Posted: June 19, 2006|Category: Privacy
Responding to a complaint the ACLU of Rhode Island filed last month with the Division of Public Utilities and Carriers regarding allegations that Verizon and AT&T have improperly shared telephone records with the National Security Agency, the two phone companies are claiming that “national security” bars them from addressing the complaint’s allegations and further bars the DPUC from engaging in any investigation of the matter. The ACLU today called the responses “appalling.”
Recent news reports have described how AT&T and Verizon allegedly provided the NSA, without either customer consent or court order, the personal calling details of millions of residential phone customers. The RI ACLU’s complaint noted that the customer information provided to the NSA could “be easily matched with other databases to obtain the name and residence of each caller. This would enable the government to track virtually every phone call made by Rhode Island residential customers, including the identity of the people they called and the length of each conversation.” The complaint called the companies’ release of the data a “systematic and flagrant violation” of customers’ privacy rights and, citing a number of state laws that the release of the information may have violated, requested the DPUC to investigate the matter.
DPUC asked the companies to respond to the complaint, and on Friday they did so, in separate letters to the Division. The flavor of the responses is summed up by this excerpt from Verizon’s letter: “There is no basis to assume that Verizon has violated the law. Further, Verizon is precluded by federal law from providing information about its cooperation, if any, with this national security matter. Verizon accordingly cannot confirm or deny cooperation in such a program … As a result, there would be no evidence for the Division to consider in any investigation.”
RI ACLU executive director Steven Brown said today: “The phone companies’ appalling responses are straight out of George Orwell. In essence, they are telling us: ‘You shouldn’t assume we did anything wrong, and even if we did, it’s none of your business, and even if it is, we can’t tell you anyway.’ This encapsulates the Bush Administration’s unceasing penchant for keeping the public in the dark about its so-called war on terrorism, but Rhode Islanders deserve a better answer than that.”

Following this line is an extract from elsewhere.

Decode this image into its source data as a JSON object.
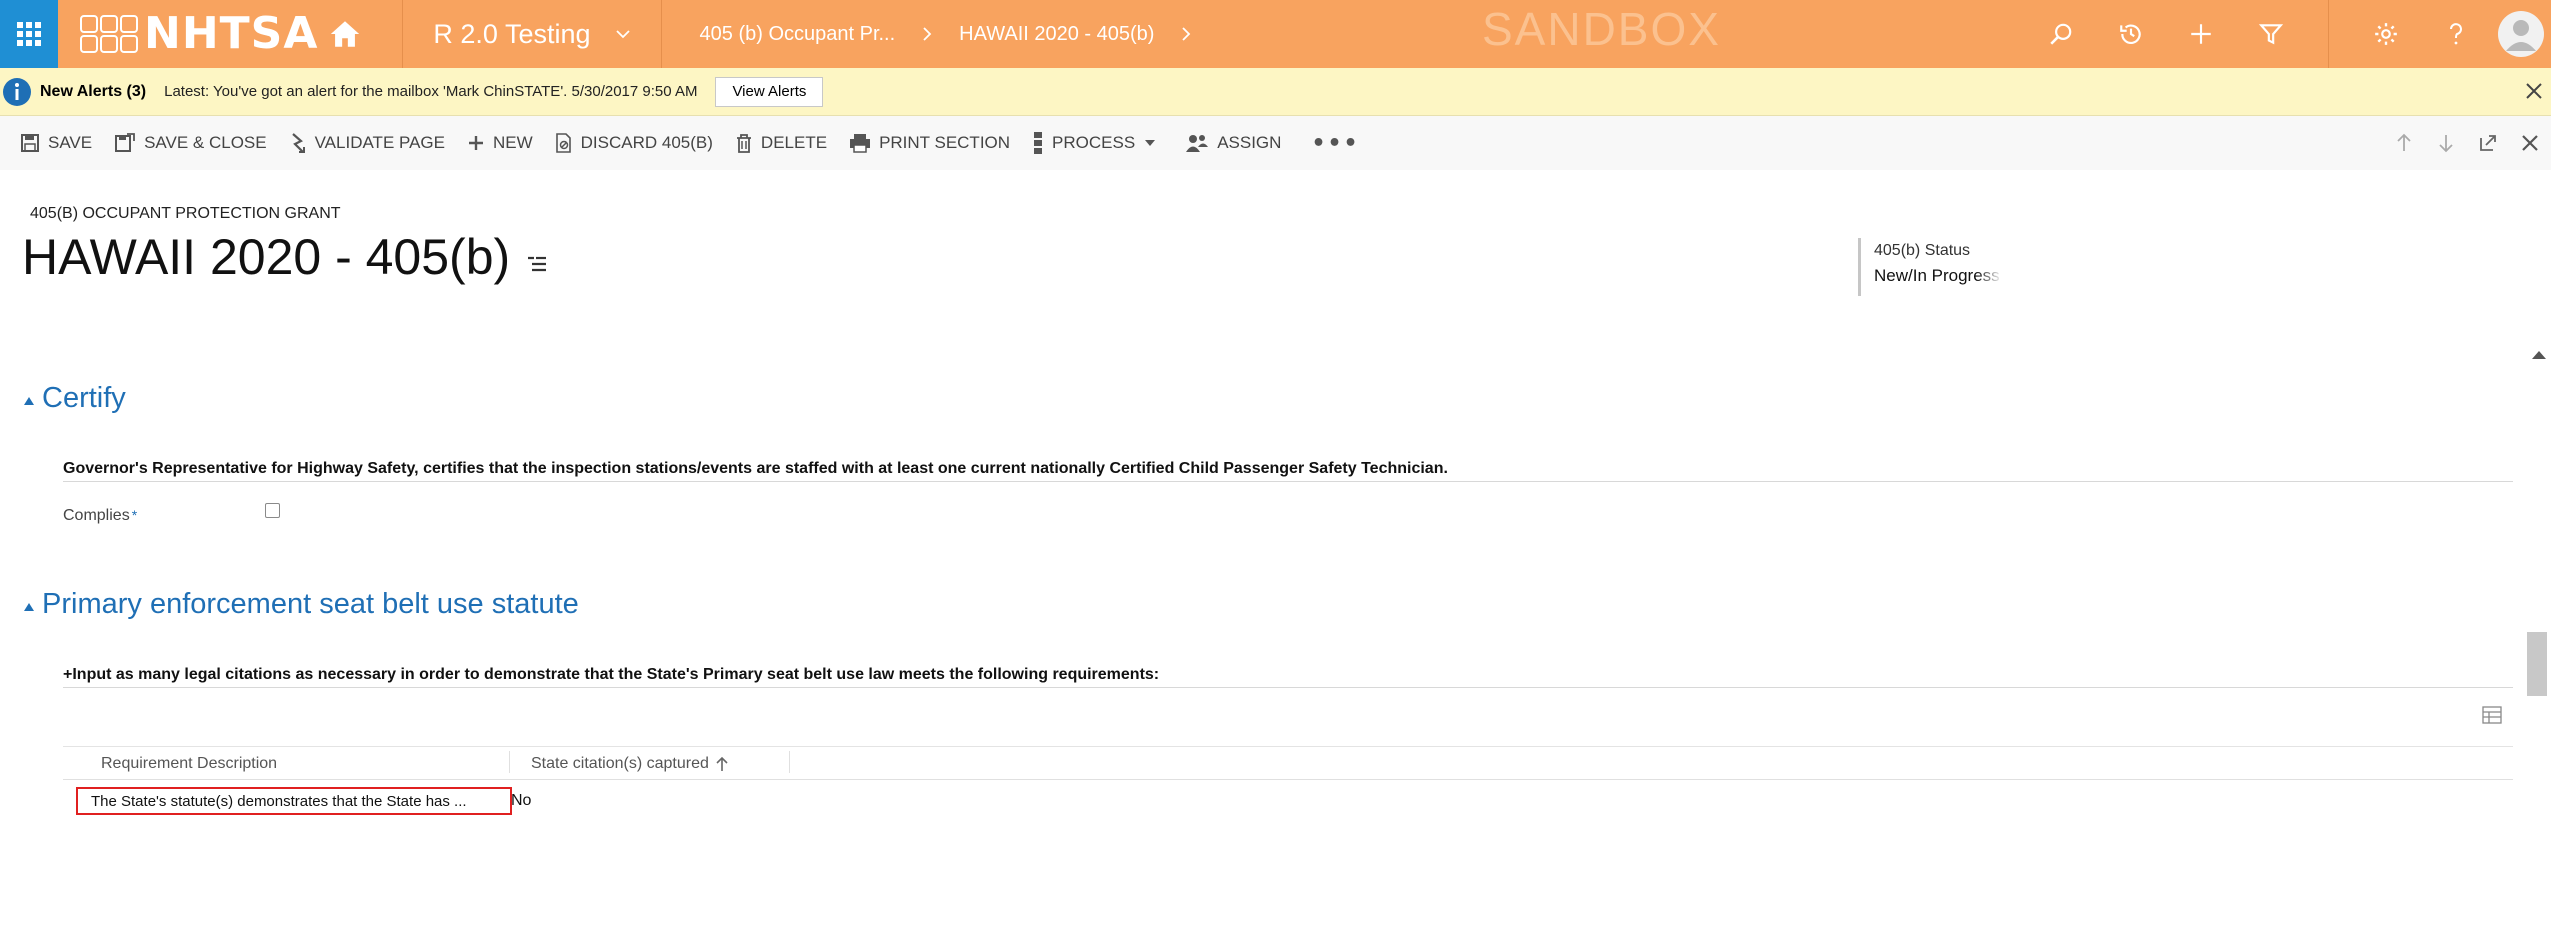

The ACLU’s complaint and the telephone companies’ responses are available at the RI ACLU’s website, www.riaclu.org.
View the ACLU’s complaint and the telephone companies’ responses: